The RAAF’s 6 Squadron has completed its last flight with the F/A-18F Super Hornet as the unit prepares to introduce the EA-18G Growler electronic attack aircraft into service.
Six jets from Amberley-based 6SQN took part in a farewell flight over southern Queensland on November 23, the unit’s last flight with the Super Hornet before handing over the aircraft to sister unit 1 Squadron.
6 Squadron will now focus entirely on introducing the Growler into service in 2017 ahead of initial operating capability with the aircraft in 2018.
“We’ve started building up our Growler capability. There’s no better time to be here,” commanding officer 6SQN WGCDR Hinton Tayloe told Air Force News.

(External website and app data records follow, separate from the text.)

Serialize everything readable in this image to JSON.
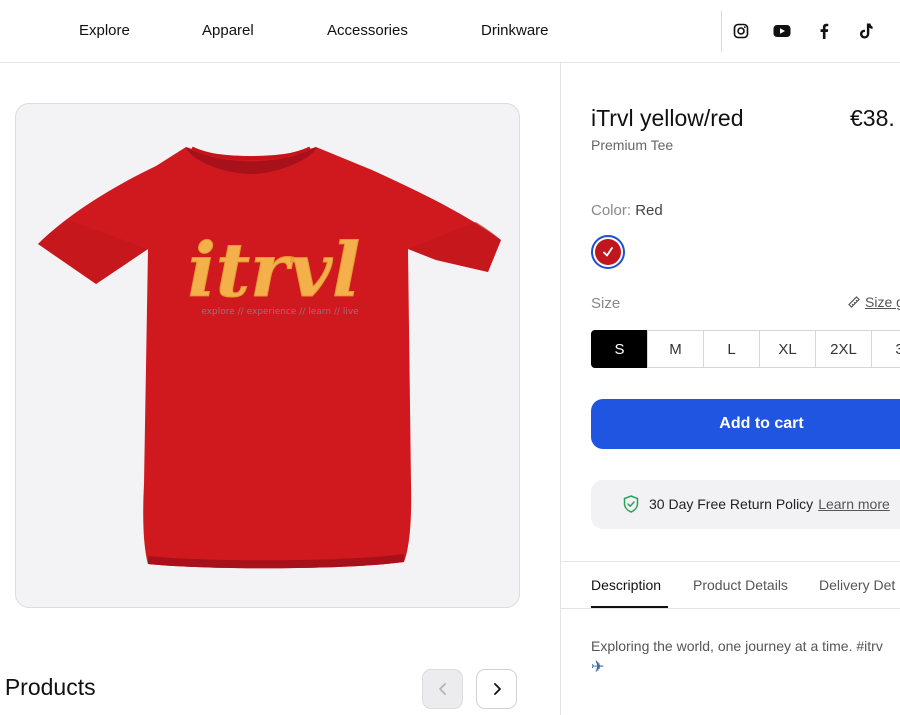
{
  "nav": {
    "links": [
      "Explore",
      "Apparel",
      "Accessories",
      "Drinkware"
    ],
    "social": [
      "instagram-icon",
      "youtube-icon",
      "facebook-icon",
      "tiktok-icon"
    ]
  },
  "product": {
    "image_alt": "iTrvl red t-shirt",
    "shirt_logo": "itrvl",
    "shirt_tagline": "explore // experience // learn // live",
    "title": "iTrvl yellow/red",
    "price": "€38.",
    "subtitle": "Premium Tee",
    "color_label": "Color:",
    "color_value": "Red",
    "swatch_color": "#c1161d",
    "size_label": "Size",
    "size_guide": "Size g",
    "sizes": [
      "S",
      "M",
      "L",
      "XL",
      "2XL",
      "3"
    ],
    "selected_size": "S",
    "add_to_cart": "Add to cart",
    "return_policy": "30 Day Free Return Policy",
    "learn_more": "Learn more",
    "tabs": [
      "Description",
      "Product Details",
      "Delivery Det"
    ],
    "description": "Exploring the world, one journey at a time. #itrv"
  },
  "section": {
    "title": "ar Products"
  },
  "colors": {
    "accent": "#1f55e0",
    "shirt": "#d0191f",
    "logo": "#f4b04a"
  }
}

“I’m incredibly proud that 6SQN will operate the Growler for Air Force.”
1SQN, meanwhile, will now operate all 24 of the RAAF’s Super Hornets, with 6SQN’s Super Hornet aircrew training role now shared between 1SQN and the US Navy.
Operational conversion of Super Hornet pilots and air combat officers will now be undertaken by the US Navy, while the newly-enlarged 1SQN’s C Flight will conduct operational transition (Optrans) training where aircrew who have completed the USN Super Hornet conversion are trained in RAAF processes and procedures.

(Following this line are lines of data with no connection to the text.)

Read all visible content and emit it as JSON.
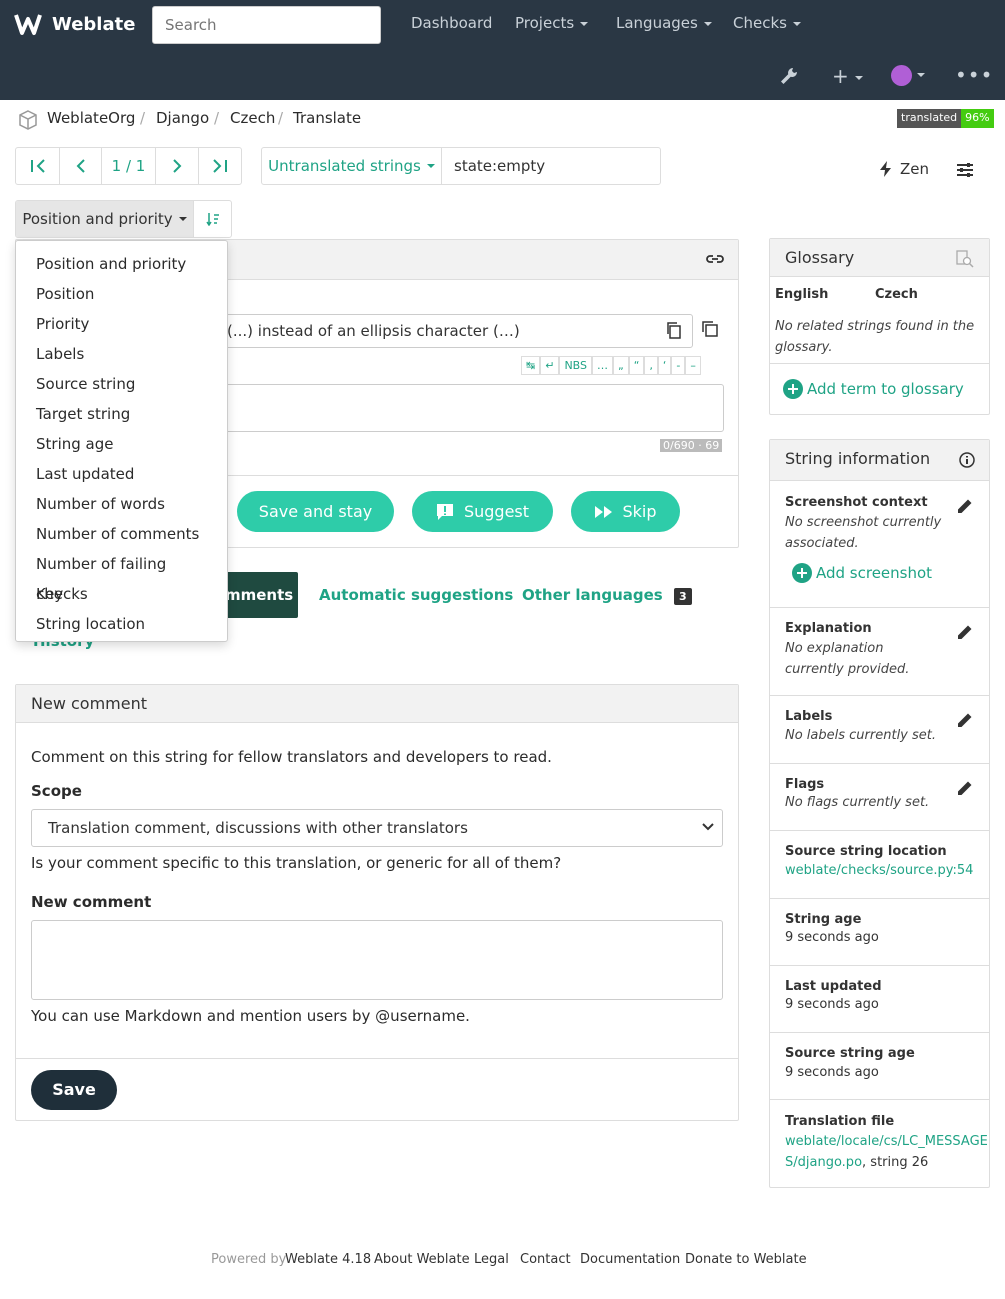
{
  "nav": {
    "brand": "Weblate",
    "search_placeholder": "Search",
    "links": [
      "Dashboard",
      "Projects",
      "Languages",
      "Checks"
    ]
  },
  "breadcrumb": [
    "WeblateOrg",
    "Django",
    "Czech",
    "Translate"
  ],
  "badge": {
    "label": "translated",
    "value": "96%"
  },
  "pager": {
    "position": "1 / 1"
  },
  "filter": {
    "dropdown": "Untranslated strings",
    "query": "state:empty"
  },
  "zen": "Zen",
  "sort": {
    "label": "Position and priority",
    "options": [
      "Position and priority",
      "Position",
      "Priority",
      "Labels",
      "Source string",
      "Target string",
      "String age",
      "Last updated",
      "Number of words",
      "Number of comments",
      "Number of failing checks",
      "Key",
      "String location"
    ]
  },
  "editor": {
    "source_text": "(...) instead of an ellipsis character (…)",
    "special_chars": [
      "↹",
      "↵",
      "NBS",
      "…",
      "„",
      "“",
      "‚",
      "‘",
      "-",
      "–"
    ],
    "counter": "0/690 · 69",
    "save_stay": "Save and stay",
    "suggest": "Suggest",
    "skip": "Skip"
  },
  "tabs": {
    "comments": "mments",
    "auto": "Automatic suggestions",
    "other": "Other languages",
    "other_count": "3",
    "history": "History"
  },
  "comment": {
    "title": "New comment",
    "intro": "Comment on this string for fellow translators and developers to read.",
    "scope_label": "Scope",
    "scope_value": "Translation comment, discussions with other translators",
    "scope_help": "Is your comment specific to this translation, or generic for all of them?",
    "new_label": "New comment",
    "markdown_help": "You can use Markdown and mention users by @username.",
    "save": "Save"
  },
  "glossary": {
    "title": "Glossary",
    "col_en": "English",
    "col_cs": "Czech",
    "empty": "No related strings found in the glossary.",
    "add": "Add term to glossary"
  },
  "info": {
    "title": "String information",
    "screenshot_label": "Screenshot context",
    "screenshot_value": "No screenshot currently associated.",
    "add_screenshot": "Add screenshot",
    "explanation_label": "Explanation",
    "explanation_value": "No explanation currently provided.",
    "labels_label": "Labels",
    "labels_value": "No labels currently set.",
    "flags_label": "Flags",
    "flags_value": "No flags currently set.",
    "location_label": "Source string location",
    "location_value": "weblate/checks/source.py:54",
    "age_label": "String age",
    "age_value": "9 seconds ago",
    "updated_label": "Last updated",
    "updated_value": "9 seconds ago",
    "source_age_label": "Source string age",
    "source_age_value": "9 seconds ago",
    "file_label": "Translation file",
    "file_value1": "weblate/locale/cs/LC_MESSAGE",
    "file_value2": "S/django.po",
    "file_suffix": ", string 26"
  },
  "footer": {
    "powered": "Powered by",
    "version": "Weblate 4.18",
    "links": [
      "About Weblate",
      "Legal",
      "Contact",
      "Documentation",
      "Donate to Weblate"
    ]
  },
  "colors": {
    "navbar": "#2a3744",
    "accent": "#1fa385",
    "button": "#2ecca9",
    "dark": "#1f2f3a"
  }
}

“The USN offers an outstanding product, but there are some differences between their systems and ours and we need to make sure it’s all standardised,” the commanding officer of 1SQN told Australian Aviation’s December issue.
“We have the option and capability to do the full operational conversion as well, which 6SQN does, but we don’t expect to do so on a regular basis, because the USN will do the majority of that work. For us, the workload and risk are getting reduced because the USN is doing the majority of our ab initio conversion to aircraft type.”